Younger campers help out by conducting drives, be it for toilet paper, food or school supplies. It’s important, Maidhof says, that children learn the importance of giving back for the greater good.
“The Jewish Community Center has been in Kansas City for over 100 years,” Maidhof says. “Throughout those years we’ve taken very seriously the (words) ‘Jewish,’ the ‘community’ and the ‘center’ as a place of gathering.”
At the beginning of the 20th century, Jewish immigrants came to the center to study English and learn American customs. It was a safe place to learn while their children were cared for.
“They were not burdens on society. We did our best to help them become contributing members in America as comfortably, happily and quickly as possible,” Maidhof says.
These days the center offers a helping hand to all refugees as it seeks to build understanding and compassion across faiths.
The civic commitment is an intrinsic part of being Jewish, Maidhof says.
Inside her office on a recent sunny day, Maidhof proudly wears a T-shirt with the Hebrew words “love your neighbor as yourself.”
The community center is open to all. About half the members are not Jewish. The center houses a state-of-the-art workout facility, swimming pool, day care, art and cultural programs, and more.
“That diversity only enriches us,” she says. “It broadens our thinking.”
Sometimes it means the center sends members into the community to serve others. Other times the center hosts programs and invites the public to use its facility. It is home to several collaborative performances.

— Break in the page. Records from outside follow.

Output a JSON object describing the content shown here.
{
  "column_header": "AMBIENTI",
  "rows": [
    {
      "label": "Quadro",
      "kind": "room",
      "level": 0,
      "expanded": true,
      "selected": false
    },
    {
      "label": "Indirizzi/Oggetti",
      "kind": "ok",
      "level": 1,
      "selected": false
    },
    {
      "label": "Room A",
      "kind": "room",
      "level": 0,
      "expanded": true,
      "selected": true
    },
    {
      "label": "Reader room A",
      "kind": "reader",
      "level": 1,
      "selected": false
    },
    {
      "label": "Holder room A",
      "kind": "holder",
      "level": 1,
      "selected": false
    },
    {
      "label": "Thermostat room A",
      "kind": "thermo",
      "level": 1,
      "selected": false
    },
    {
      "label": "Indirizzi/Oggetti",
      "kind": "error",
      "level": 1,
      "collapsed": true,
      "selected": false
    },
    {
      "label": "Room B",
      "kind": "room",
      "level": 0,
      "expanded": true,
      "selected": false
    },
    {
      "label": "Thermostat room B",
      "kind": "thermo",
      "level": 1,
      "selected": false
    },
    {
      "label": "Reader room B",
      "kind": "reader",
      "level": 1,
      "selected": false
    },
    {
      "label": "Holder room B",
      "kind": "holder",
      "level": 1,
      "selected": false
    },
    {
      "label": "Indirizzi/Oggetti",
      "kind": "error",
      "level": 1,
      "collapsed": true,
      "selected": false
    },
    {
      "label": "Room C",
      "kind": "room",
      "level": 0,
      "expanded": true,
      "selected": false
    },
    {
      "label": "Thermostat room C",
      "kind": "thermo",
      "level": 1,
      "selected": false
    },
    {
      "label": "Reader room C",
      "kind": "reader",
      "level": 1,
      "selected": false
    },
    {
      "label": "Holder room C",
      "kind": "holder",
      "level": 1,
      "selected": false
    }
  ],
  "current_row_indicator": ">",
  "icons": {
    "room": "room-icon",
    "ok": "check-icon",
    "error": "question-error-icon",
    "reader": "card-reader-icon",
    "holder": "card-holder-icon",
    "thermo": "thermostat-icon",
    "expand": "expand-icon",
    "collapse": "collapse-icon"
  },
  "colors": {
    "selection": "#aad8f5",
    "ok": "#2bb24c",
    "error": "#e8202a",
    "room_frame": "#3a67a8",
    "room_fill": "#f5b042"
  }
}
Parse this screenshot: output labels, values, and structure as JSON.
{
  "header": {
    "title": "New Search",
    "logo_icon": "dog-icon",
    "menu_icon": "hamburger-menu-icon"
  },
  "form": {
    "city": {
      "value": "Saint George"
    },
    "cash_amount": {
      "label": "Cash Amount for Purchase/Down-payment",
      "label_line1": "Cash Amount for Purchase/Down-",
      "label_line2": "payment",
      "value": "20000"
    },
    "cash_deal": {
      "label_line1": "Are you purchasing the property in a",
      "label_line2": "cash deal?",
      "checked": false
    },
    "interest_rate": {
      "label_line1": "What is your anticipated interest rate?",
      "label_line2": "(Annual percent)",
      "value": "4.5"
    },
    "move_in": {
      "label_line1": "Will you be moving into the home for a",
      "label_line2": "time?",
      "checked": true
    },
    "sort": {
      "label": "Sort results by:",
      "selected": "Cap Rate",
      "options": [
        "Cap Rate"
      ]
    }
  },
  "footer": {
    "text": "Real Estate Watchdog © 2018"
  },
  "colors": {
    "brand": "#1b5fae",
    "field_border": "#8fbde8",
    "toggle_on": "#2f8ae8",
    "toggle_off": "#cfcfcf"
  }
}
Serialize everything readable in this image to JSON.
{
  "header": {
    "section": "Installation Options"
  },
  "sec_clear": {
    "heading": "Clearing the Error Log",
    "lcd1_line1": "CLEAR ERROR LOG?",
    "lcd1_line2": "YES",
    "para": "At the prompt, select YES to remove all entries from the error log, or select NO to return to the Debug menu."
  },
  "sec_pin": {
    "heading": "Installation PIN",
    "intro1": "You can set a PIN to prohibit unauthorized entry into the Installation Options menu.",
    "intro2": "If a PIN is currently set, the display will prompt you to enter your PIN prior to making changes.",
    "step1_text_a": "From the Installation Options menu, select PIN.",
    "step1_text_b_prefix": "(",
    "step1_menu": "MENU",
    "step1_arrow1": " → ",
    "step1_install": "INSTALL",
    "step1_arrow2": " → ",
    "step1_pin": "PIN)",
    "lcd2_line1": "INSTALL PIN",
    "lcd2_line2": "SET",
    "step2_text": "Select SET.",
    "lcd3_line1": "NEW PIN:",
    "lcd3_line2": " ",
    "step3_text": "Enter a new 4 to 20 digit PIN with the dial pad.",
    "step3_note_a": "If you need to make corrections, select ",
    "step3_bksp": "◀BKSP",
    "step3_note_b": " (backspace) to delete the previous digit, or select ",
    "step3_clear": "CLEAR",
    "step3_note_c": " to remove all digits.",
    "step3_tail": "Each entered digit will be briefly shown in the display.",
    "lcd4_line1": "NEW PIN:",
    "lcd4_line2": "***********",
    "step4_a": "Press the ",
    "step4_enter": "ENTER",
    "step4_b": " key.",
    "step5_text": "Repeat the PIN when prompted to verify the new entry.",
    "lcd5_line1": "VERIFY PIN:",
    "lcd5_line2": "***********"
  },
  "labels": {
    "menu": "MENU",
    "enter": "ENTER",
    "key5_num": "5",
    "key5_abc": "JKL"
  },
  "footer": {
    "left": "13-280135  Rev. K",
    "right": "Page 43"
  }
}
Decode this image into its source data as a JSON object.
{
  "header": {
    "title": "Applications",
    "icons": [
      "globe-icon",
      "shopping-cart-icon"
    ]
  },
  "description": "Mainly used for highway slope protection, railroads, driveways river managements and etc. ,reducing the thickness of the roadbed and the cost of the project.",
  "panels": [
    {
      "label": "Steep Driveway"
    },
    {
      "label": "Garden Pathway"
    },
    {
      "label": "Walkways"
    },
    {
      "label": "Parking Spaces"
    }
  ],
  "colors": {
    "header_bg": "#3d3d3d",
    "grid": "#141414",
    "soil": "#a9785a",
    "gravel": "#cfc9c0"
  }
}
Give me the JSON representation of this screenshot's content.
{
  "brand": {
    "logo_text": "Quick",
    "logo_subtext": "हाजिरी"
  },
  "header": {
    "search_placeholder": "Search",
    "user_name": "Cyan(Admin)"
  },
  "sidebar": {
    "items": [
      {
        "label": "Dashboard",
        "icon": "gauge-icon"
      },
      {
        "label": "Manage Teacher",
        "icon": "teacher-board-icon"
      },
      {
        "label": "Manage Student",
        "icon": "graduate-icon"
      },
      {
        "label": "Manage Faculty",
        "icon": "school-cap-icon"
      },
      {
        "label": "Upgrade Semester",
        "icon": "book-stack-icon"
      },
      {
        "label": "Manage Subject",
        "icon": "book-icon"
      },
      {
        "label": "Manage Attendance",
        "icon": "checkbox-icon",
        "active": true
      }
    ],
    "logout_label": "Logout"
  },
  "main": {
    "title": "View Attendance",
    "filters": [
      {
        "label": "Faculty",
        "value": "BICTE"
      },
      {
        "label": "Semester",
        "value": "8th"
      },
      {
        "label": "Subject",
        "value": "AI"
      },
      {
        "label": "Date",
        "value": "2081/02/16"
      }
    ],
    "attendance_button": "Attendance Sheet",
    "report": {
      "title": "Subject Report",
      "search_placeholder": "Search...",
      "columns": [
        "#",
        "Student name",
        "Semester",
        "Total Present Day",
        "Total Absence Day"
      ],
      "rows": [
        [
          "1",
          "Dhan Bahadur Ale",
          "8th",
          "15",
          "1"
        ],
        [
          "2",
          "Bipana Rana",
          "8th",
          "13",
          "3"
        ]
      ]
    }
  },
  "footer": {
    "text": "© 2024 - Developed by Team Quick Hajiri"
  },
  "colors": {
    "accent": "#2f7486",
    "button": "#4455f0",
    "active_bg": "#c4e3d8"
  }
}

For the past several years, the center has partnered with Johnson County’s Theatre in the Park on a production. This year audiences could see “Mary Poppins” at the air-conditioned community center theater. Or they could watch the same performance outside at the Theatre in the Park, which is organized by the county. It was the same production with the same actors, but by varying the venue it allowed different audiences to see the production.
“By doing that, we just use community resources more effectively,” Maidhof says.
The center has also become an established place for the public to hear about social justice issues, be it through theater performances, art gallery openings or ecumenical services.
“We use our various venues to forward a social justice agenda,” Maidhof says.
The work is far from easy. The doors remain open to the public even after a white supremacist targeted the center in 2014 and killed two people in the parking lot. The victims were on their way to a regional youth singing contest. A third person was killed in a nearby Jewish retirement community.
The tragedy strengthened the community center’s resolve and commitment. It promotes and helps host events for SevenDays, an effort to promote peace and understanding that was initiated after the shootings.
The center also built a memorial on campus with unsolicited donations received after the shooting. A youth group from Georgia on a cross-country trip recently stopped by to sing at the memorial.
“We want this to become a destination,” Maidhof says, “and a place of comfort and inspiration for people.”
—Dawn Bormann Novascone is a freelance journalist based in Kansas City who spent 15 years covering news at The Kansas City Star.